* _Material provided_:
* * * * *

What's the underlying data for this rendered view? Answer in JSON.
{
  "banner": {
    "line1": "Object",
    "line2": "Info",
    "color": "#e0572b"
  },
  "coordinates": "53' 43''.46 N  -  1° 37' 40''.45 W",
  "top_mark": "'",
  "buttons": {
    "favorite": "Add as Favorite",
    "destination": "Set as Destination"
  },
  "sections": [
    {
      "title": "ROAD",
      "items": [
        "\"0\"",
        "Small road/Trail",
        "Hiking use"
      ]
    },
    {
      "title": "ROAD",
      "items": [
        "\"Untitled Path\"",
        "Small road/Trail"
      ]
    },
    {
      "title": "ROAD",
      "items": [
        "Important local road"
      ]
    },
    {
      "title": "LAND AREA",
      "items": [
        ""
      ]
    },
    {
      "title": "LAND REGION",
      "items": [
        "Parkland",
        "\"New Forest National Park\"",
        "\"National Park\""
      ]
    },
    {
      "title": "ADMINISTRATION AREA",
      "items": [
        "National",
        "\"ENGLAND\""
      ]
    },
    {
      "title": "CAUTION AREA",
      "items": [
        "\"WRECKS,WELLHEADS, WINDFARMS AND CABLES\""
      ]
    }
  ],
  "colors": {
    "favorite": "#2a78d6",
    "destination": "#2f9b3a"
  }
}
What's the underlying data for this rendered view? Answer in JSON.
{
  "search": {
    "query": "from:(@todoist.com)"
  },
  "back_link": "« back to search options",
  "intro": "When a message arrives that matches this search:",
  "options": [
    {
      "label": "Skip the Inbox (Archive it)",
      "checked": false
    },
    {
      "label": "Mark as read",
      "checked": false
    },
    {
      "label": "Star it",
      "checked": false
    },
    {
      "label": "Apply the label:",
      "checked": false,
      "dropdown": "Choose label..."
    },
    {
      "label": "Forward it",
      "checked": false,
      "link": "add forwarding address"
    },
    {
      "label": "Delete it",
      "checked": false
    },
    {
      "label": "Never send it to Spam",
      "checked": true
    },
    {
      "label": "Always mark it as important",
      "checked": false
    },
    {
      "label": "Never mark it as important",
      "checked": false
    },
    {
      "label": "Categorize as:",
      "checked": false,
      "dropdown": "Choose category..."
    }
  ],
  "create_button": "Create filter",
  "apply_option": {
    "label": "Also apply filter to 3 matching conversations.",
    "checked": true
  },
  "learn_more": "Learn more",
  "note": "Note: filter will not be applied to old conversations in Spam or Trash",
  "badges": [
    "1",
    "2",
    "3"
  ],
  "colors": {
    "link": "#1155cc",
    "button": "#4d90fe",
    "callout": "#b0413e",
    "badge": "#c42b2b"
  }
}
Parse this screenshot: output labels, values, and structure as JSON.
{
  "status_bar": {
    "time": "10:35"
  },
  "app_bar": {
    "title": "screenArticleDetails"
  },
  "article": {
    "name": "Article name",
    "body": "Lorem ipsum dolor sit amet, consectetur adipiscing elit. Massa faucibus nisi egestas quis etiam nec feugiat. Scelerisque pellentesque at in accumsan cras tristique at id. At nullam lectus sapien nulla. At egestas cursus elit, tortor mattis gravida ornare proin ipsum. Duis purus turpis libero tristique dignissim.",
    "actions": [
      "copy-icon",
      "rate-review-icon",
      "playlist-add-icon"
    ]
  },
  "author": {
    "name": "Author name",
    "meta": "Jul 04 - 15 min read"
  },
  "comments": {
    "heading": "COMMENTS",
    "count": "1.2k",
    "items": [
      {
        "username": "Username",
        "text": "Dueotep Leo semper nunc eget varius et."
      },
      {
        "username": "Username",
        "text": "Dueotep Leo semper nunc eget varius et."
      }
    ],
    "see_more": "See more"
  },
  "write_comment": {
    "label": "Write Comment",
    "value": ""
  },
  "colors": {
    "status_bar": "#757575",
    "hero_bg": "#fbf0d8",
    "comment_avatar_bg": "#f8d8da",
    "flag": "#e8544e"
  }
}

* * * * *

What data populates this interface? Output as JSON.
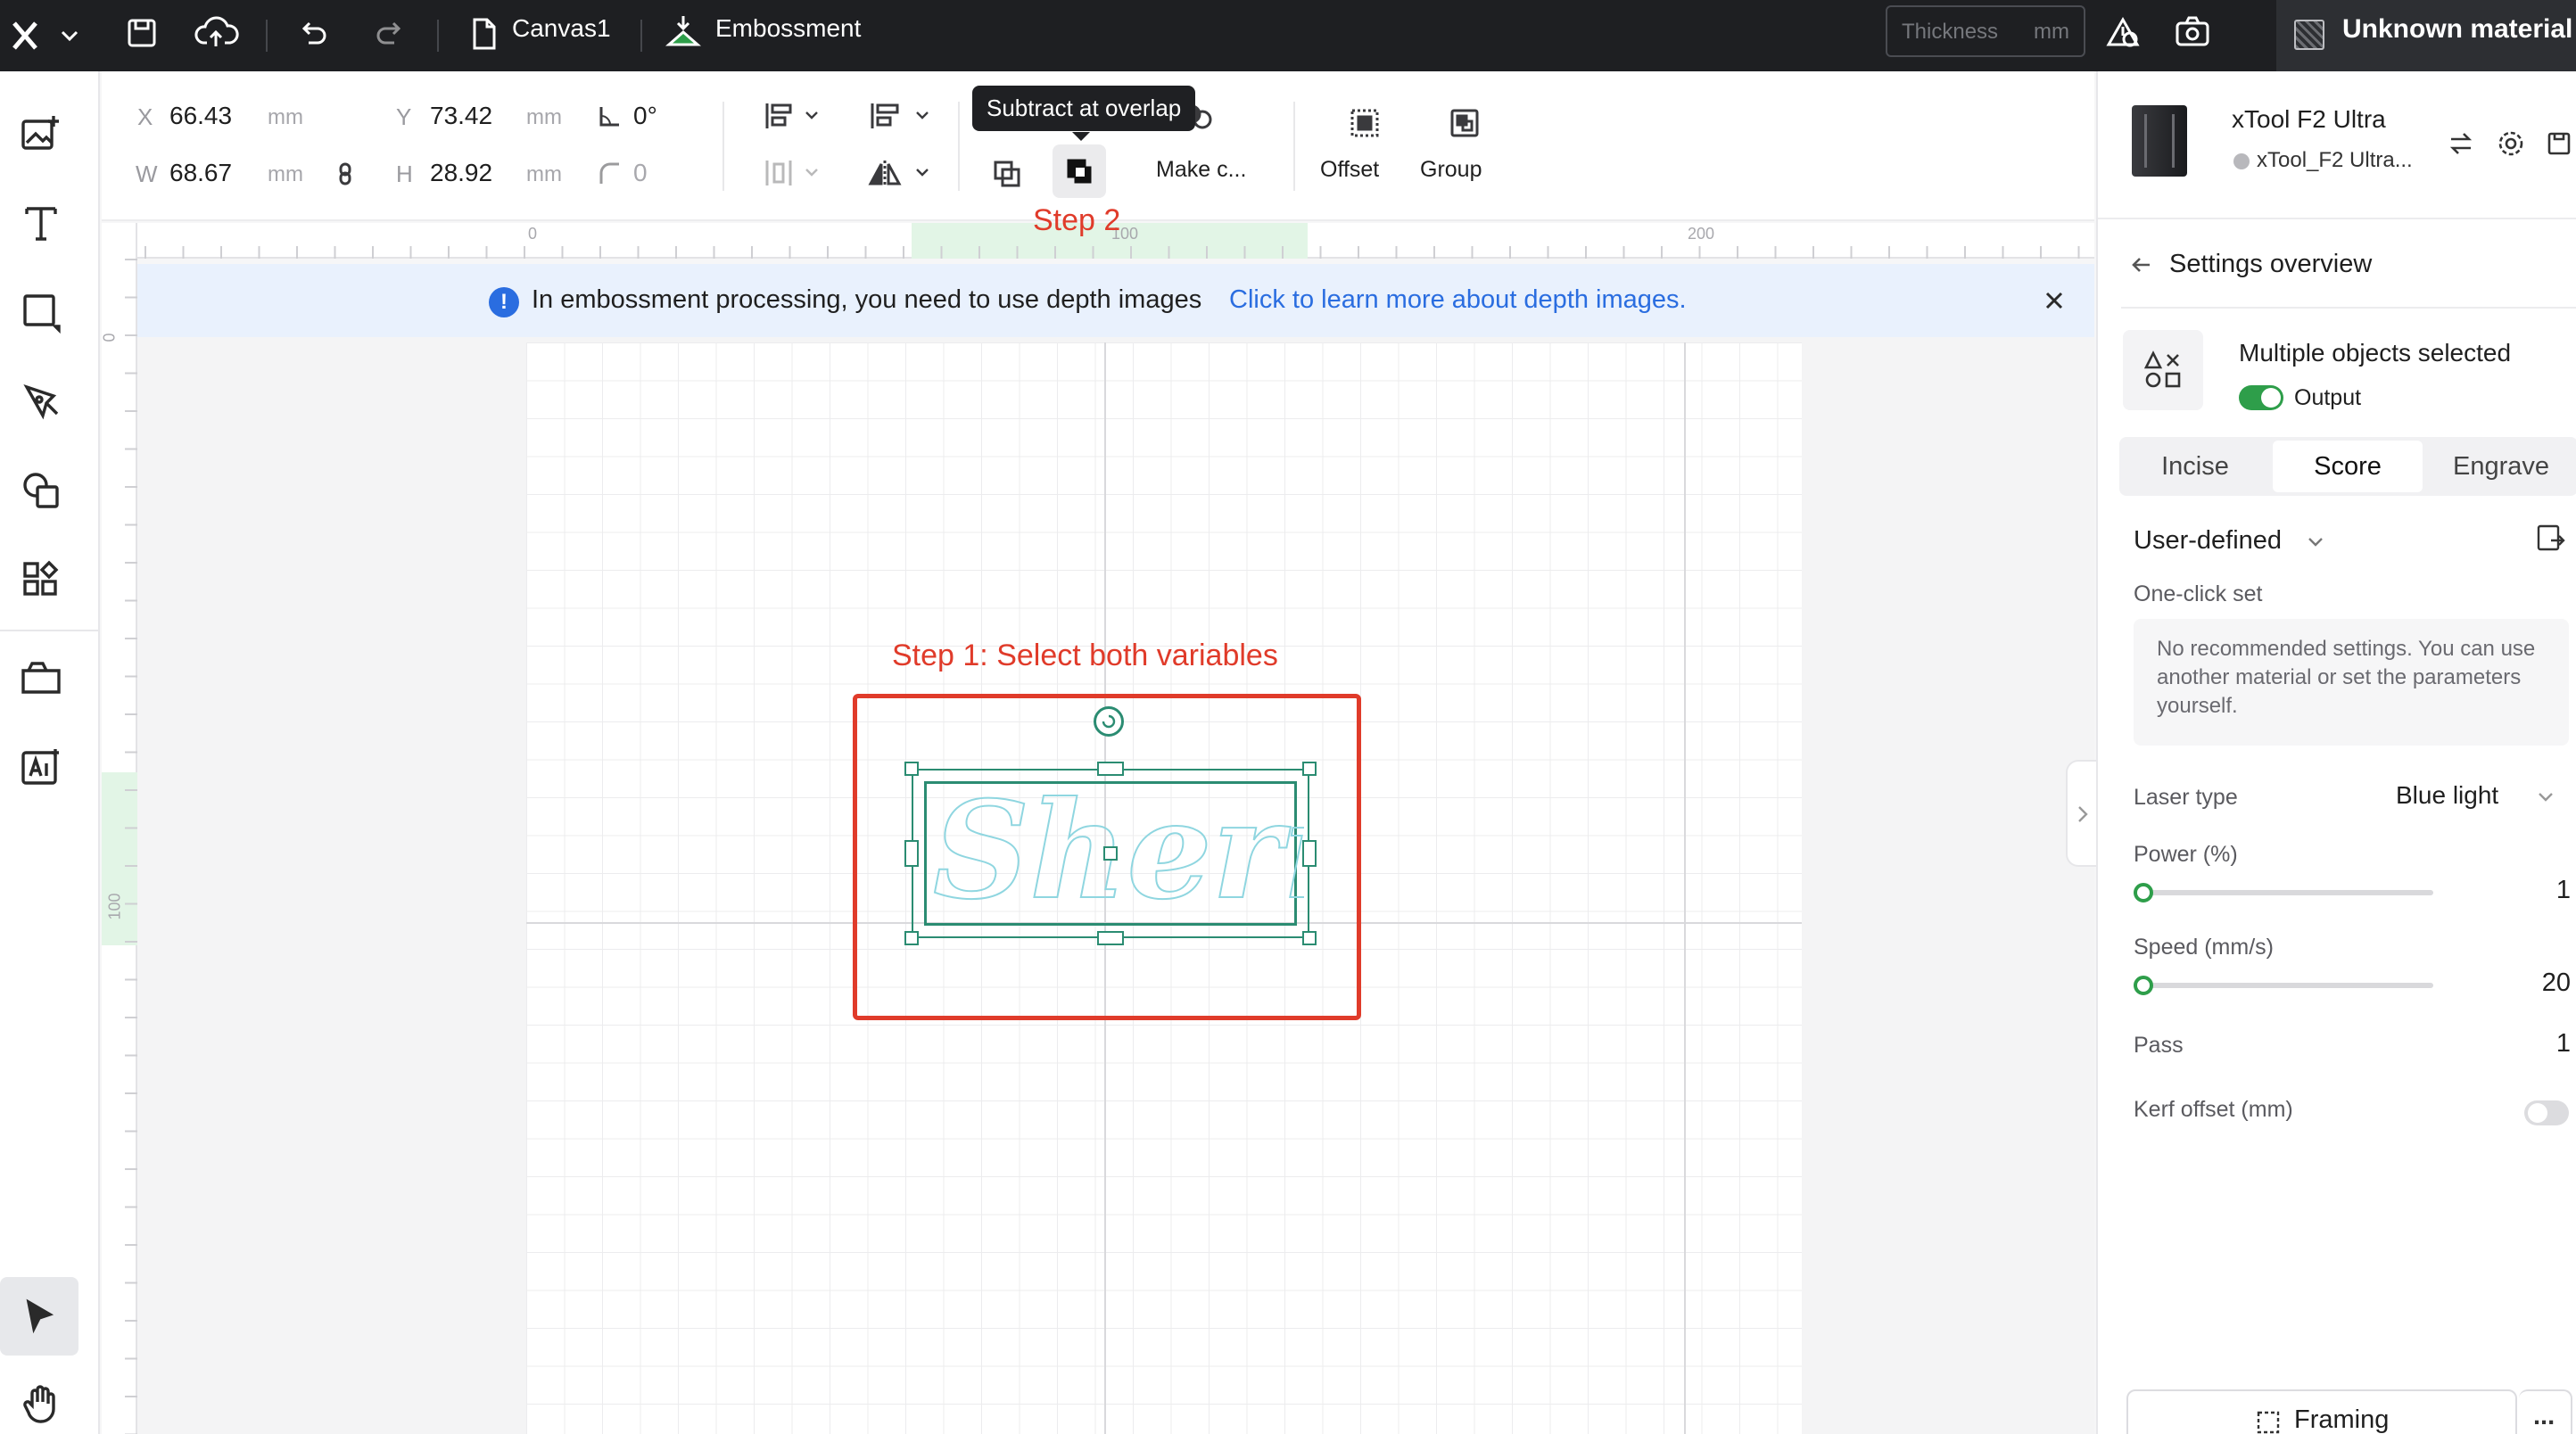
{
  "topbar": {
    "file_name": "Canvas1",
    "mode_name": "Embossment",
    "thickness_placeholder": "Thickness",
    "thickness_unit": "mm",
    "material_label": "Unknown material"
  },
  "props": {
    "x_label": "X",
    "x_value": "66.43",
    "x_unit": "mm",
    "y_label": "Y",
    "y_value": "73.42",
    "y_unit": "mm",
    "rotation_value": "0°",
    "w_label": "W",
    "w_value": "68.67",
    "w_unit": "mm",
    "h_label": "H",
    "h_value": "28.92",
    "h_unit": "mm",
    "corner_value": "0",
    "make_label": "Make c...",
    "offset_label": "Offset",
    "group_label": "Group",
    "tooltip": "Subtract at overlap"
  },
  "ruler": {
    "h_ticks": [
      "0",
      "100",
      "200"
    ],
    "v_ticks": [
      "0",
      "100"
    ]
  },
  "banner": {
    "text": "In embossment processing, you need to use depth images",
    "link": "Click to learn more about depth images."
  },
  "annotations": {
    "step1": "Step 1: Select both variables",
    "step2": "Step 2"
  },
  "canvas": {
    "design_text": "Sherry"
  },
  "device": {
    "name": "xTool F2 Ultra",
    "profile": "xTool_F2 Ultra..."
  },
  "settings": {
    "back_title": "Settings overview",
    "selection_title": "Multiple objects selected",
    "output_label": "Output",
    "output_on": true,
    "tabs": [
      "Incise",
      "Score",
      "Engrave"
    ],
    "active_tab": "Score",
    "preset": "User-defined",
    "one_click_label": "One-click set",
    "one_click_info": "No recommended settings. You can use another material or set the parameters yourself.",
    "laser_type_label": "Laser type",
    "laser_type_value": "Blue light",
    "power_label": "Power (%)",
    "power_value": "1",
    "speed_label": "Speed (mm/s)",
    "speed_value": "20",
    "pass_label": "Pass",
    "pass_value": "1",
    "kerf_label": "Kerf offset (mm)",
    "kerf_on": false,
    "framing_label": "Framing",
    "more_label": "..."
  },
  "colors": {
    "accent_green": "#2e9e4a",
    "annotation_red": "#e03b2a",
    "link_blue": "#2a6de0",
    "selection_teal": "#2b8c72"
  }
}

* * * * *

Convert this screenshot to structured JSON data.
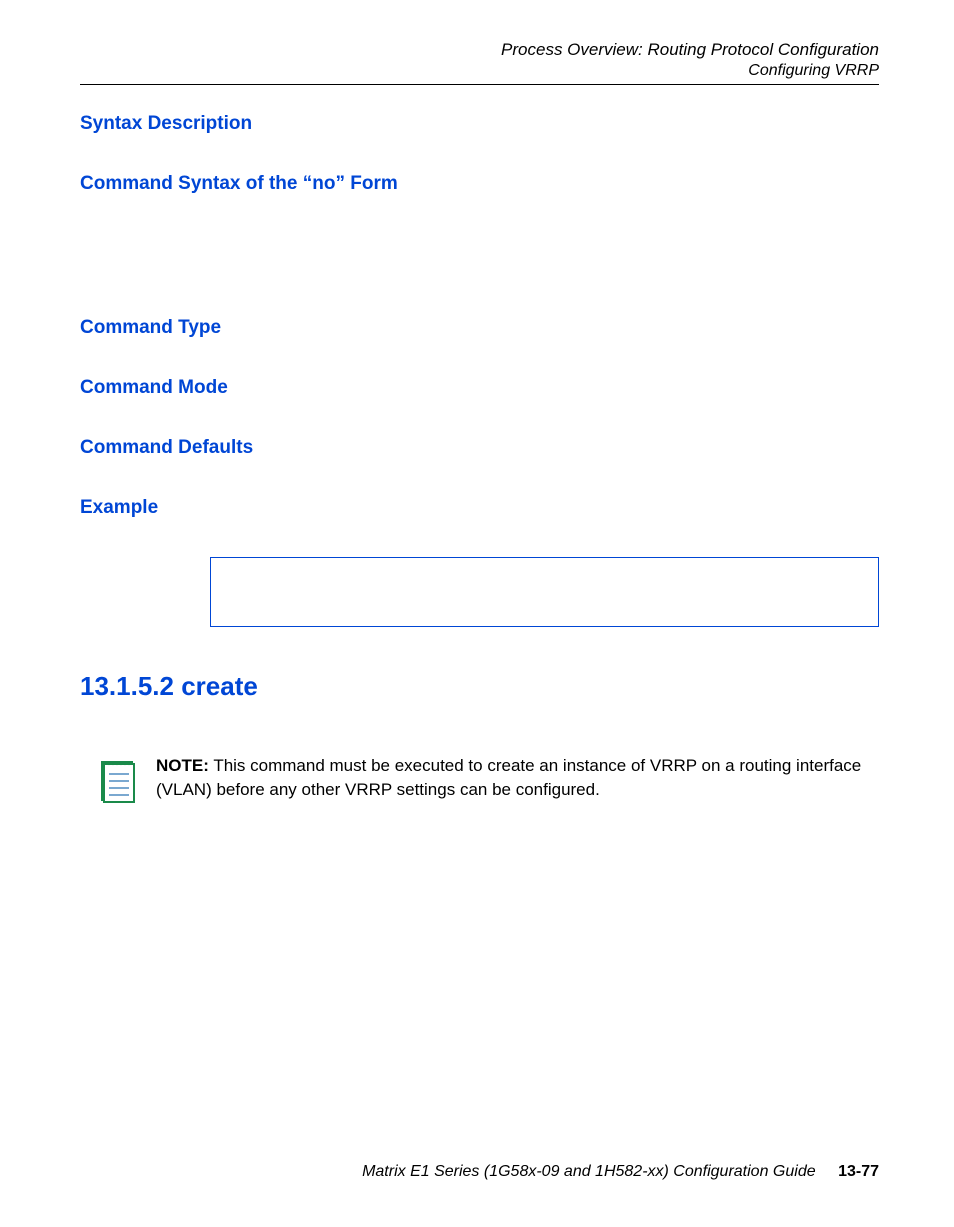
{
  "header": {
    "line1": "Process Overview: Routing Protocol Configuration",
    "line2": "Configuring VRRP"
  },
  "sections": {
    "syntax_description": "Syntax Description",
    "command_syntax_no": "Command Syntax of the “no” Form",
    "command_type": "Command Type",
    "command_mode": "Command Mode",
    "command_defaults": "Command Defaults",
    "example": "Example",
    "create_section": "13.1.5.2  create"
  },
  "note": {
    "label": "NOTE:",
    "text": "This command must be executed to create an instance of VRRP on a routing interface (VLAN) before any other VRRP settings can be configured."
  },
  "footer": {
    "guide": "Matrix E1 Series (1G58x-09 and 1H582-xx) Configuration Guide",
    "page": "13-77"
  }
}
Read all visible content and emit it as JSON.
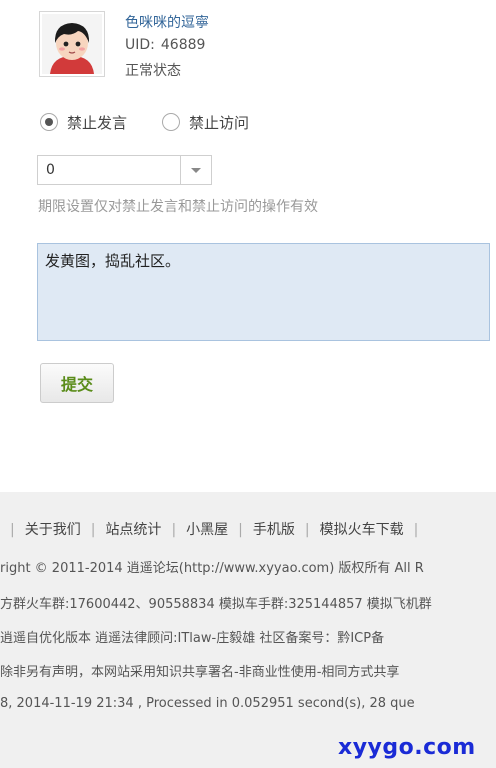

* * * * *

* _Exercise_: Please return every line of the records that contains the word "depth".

* _Output for this task_:
    "text": "In embossment processing, you need to use depth images",
    "link": "Click to learn more about depth images."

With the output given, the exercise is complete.